Instructions for the task
Look through the material below. Copy each line that contains the string "souborů".

# # # # # # #

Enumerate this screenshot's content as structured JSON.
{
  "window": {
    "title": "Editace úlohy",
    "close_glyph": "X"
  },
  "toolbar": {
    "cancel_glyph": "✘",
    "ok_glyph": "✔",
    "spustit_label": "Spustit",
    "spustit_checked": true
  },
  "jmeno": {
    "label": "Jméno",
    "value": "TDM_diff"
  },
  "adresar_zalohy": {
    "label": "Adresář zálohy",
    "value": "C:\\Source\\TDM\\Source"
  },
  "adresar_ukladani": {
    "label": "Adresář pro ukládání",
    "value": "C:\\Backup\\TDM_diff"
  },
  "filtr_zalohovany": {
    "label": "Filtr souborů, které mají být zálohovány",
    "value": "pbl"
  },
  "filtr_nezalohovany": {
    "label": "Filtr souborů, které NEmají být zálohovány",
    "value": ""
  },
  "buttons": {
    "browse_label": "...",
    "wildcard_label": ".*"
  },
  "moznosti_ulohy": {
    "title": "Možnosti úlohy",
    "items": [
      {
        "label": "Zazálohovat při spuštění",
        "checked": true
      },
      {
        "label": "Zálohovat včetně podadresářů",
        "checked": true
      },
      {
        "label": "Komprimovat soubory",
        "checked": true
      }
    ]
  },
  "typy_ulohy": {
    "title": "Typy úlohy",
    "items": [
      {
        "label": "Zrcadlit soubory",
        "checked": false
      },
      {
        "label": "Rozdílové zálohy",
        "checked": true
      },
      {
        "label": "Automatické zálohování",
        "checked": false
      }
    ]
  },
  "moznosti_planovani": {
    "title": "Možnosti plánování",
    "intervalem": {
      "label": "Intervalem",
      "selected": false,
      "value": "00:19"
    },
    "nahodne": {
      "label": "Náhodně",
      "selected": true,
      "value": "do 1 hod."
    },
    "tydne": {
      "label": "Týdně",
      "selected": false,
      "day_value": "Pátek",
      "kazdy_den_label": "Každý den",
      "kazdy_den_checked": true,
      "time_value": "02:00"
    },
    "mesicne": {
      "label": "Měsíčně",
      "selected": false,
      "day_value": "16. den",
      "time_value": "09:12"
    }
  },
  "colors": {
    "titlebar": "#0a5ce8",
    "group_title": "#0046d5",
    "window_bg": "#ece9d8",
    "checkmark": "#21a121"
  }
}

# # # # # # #

Answer to the problem
    "label": "Filtr souborů, které mají být zálohovány",
    "label": "Filtr souborů, které NEmají být zálohovány",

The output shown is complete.